- Lake Nkunga is a key resource for hundreds of elephants that roam Imenti Forest.
- The county government is planning to rehabilitate the lake to establish it as an ecotourism facility.
About 12 kilometres from Meru Town, off the Meru-Nanyuki highway sits crater Lake Nkunga, once a sacred site for the Ameru.
Tucked inside Imenti Forest, the lake was a no-go zone for locals, with only select elders and spiritual leaders visiting the site to offer sacrifices to appease the gods when calamity struck.
It was named Nkunga after a giant dragon that was believed to inhabit the waters.
Ameru legend has it that a giant dragon fell from the sky and created the diverse landscape of valleys and hills in Meru.
It was believed that its eyes were at Lake Nkunga, its huge body on the Nyambene Hills, and its long tail straddled the Tharaka plains.
The myths and oral narratives warned against venturing into the lake because the dragon would swallow anyone.
Lake Nkunga is replenished by underground springs that dot the steep edges of the 96-acre forest.
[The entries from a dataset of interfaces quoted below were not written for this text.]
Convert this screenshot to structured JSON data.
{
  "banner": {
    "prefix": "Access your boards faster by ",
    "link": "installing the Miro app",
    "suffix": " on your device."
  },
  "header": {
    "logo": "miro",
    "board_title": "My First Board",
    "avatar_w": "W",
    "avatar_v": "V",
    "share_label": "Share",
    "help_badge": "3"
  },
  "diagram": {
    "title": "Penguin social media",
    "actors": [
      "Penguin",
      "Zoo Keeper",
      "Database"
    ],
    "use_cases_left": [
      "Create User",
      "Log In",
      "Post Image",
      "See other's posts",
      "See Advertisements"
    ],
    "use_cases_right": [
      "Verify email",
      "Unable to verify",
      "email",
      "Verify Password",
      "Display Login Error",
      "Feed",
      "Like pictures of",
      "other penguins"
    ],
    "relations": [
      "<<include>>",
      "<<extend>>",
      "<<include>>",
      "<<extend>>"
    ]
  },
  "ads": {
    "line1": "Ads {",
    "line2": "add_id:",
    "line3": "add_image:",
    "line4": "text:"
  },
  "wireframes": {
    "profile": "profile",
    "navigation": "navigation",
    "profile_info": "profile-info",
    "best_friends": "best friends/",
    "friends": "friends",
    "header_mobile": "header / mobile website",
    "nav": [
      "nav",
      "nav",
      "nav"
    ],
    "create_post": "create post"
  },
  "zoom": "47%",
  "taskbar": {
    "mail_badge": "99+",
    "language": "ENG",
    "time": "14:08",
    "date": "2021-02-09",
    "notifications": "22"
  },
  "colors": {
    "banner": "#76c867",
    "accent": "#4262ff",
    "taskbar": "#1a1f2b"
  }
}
Besides its sacred place among the community, Lake Nkunga is also a key resource for hundreds of elephants that roam Imenti Forest.